### Work instructions
How many lines below contain the string "EURUSD"? Reply with the figure and no further words.
━━━━━━━━━━
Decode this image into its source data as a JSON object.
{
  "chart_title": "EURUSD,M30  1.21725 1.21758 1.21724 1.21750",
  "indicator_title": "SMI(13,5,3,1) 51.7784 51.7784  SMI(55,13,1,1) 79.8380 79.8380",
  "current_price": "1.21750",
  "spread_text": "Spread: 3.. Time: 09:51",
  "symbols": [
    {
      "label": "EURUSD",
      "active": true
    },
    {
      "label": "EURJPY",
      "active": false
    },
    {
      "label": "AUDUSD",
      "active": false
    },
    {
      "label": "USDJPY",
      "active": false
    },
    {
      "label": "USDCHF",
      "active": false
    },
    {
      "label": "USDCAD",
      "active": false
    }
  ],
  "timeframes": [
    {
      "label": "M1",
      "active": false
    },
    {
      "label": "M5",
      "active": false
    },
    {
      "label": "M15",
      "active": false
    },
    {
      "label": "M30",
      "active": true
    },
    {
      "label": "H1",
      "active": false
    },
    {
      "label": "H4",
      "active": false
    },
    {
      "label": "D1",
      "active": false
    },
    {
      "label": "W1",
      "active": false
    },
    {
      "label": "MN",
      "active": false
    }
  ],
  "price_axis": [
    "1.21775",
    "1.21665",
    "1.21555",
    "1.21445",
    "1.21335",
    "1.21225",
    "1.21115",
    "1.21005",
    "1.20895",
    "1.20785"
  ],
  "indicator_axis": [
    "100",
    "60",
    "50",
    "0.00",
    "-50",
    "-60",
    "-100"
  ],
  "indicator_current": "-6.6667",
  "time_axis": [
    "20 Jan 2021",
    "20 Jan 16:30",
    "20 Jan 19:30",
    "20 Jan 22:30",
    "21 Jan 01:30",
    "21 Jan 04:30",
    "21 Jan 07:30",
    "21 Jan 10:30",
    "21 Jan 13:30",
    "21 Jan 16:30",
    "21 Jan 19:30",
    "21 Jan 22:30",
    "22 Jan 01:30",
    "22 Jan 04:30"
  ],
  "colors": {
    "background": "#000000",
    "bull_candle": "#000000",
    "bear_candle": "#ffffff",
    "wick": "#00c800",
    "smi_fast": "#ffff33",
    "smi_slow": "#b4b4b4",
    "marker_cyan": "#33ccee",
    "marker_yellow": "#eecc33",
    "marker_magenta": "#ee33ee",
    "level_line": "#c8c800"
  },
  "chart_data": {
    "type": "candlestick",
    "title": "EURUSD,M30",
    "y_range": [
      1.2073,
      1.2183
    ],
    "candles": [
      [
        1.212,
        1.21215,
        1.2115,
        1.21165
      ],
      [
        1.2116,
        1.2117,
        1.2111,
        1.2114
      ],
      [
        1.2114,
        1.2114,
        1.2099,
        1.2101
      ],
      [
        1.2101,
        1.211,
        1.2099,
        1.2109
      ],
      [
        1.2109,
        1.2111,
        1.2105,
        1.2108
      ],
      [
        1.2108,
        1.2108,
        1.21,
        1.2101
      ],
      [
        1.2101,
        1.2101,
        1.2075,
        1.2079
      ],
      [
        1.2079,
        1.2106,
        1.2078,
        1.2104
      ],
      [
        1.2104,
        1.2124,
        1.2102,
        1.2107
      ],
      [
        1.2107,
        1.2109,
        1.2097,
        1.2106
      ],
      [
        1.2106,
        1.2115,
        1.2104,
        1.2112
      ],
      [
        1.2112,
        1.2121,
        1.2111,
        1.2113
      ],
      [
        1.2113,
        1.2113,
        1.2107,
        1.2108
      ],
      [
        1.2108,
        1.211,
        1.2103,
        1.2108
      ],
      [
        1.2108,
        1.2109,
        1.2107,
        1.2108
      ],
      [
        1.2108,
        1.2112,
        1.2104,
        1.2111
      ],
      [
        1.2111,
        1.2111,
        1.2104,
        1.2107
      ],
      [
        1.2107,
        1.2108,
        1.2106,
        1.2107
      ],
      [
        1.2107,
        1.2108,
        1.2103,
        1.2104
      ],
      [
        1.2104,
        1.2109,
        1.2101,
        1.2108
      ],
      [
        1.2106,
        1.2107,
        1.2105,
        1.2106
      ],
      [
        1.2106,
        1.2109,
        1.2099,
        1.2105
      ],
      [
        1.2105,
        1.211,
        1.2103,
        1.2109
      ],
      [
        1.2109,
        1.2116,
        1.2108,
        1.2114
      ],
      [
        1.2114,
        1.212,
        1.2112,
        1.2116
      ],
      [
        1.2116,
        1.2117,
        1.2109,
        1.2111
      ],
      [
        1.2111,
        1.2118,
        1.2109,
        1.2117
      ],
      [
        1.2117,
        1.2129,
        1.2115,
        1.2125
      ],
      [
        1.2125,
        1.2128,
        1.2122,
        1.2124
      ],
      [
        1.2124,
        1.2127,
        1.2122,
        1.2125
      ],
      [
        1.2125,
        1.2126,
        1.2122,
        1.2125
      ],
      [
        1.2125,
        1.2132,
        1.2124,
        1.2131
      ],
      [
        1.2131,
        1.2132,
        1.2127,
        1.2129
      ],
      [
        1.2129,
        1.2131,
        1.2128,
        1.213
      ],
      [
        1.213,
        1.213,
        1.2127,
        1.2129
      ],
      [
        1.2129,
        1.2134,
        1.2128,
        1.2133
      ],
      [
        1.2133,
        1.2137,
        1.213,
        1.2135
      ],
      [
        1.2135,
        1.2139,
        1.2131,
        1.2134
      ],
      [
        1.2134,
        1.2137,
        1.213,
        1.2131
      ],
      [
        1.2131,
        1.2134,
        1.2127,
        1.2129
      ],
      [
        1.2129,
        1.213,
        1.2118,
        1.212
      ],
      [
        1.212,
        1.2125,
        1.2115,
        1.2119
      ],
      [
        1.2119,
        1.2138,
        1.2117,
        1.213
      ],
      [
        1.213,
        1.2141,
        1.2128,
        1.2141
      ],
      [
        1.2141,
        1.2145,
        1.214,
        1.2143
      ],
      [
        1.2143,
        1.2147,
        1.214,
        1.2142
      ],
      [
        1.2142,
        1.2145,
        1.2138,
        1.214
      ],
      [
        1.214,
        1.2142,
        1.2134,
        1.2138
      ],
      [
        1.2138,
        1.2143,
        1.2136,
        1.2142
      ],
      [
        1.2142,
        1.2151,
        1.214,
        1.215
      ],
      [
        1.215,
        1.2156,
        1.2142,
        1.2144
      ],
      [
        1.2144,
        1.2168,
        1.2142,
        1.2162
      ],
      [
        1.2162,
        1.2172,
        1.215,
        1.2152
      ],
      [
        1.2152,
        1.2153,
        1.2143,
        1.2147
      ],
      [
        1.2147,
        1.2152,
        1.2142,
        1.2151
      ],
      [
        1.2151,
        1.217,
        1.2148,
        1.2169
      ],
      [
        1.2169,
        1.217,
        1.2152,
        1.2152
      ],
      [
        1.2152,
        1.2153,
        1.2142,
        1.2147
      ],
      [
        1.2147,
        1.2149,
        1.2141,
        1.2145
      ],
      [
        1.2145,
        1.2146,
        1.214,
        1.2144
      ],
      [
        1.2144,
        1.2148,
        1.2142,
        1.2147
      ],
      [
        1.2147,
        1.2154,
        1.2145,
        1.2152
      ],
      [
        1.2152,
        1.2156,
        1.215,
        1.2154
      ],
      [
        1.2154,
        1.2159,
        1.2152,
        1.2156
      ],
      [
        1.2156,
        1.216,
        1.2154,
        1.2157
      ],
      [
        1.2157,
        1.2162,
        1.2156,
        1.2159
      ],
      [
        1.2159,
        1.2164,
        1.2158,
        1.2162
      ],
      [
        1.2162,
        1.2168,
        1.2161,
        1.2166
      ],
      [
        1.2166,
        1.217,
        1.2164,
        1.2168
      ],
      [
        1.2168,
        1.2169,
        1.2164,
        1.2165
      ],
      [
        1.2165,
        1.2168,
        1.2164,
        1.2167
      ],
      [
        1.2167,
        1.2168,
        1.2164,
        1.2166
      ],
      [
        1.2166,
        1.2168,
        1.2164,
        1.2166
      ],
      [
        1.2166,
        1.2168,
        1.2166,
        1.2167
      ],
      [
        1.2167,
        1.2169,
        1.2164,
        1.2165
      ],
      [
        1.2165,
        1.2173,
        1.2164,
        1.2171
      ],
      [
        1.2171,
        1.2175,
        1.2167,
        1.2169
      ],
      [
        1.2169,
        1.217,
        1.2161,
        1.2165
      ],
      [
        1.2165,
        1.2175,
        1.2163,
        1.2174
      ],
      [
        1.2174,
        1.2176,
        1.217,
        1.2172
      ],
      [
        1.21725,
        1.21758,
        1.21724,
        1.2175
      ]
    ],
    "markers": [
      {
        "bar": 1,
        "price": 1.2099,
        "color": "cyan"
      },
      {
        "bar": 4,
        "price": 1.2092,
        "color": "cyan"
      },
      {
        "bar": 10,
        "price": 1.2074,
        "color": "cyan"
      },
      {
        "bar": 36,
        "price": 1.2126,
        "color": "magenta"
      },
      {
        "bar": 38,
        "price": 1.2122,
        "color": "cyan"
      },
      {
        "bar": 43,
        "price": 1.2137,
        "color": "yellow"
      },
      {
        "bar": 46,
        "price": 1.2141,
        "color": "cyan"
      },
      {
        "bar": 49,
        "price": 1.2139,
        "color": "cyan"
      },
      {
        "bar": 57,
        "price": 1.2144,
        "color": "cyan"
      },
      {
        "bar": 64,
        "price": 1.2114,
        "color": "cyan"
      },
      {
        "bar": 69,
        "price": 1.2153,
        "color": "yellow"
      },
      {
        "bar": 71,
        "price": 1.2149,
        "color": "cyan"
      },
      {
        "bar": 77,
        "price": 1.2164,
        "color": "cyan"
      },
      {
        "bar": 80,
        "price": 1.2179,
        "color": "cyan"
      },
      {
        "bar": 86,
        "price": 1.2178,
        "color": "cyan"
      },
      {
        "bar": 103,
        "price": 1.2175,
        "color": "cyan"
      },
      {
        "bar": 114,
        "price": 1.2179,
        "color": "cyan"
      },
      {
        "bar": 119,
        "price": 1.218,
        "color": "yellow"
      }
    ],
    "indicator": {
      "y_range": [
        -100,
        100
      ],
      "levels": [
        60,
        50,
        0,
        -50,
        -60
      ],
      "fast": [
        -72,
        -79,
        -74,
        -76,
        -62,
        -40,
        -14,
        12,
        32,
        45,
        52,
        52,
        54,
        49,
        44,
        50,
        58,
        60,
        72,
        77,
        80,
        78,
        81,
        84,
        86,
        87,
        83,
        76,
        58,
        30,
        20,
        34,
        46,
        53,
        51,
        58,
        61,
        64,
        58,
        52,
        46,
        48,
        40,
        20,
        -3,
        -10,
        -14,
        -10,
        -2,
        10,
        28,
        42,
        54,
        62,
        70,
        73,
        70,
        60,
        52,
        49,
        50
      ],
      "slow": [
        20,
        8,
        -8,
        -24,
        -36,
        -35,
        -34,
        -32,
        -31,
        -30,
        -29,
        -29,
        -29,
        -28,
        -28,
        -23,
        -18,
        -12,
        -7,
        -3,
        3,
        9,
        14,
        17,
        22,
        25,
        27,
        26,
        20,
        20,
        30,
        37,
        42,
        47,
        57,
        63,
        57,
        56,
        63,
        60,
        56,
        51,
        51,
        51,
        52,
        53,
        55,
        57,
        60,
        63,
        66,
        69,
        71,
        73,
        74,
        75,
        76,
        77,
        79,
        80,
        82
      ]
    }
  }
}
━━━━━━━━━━
### Written solution
3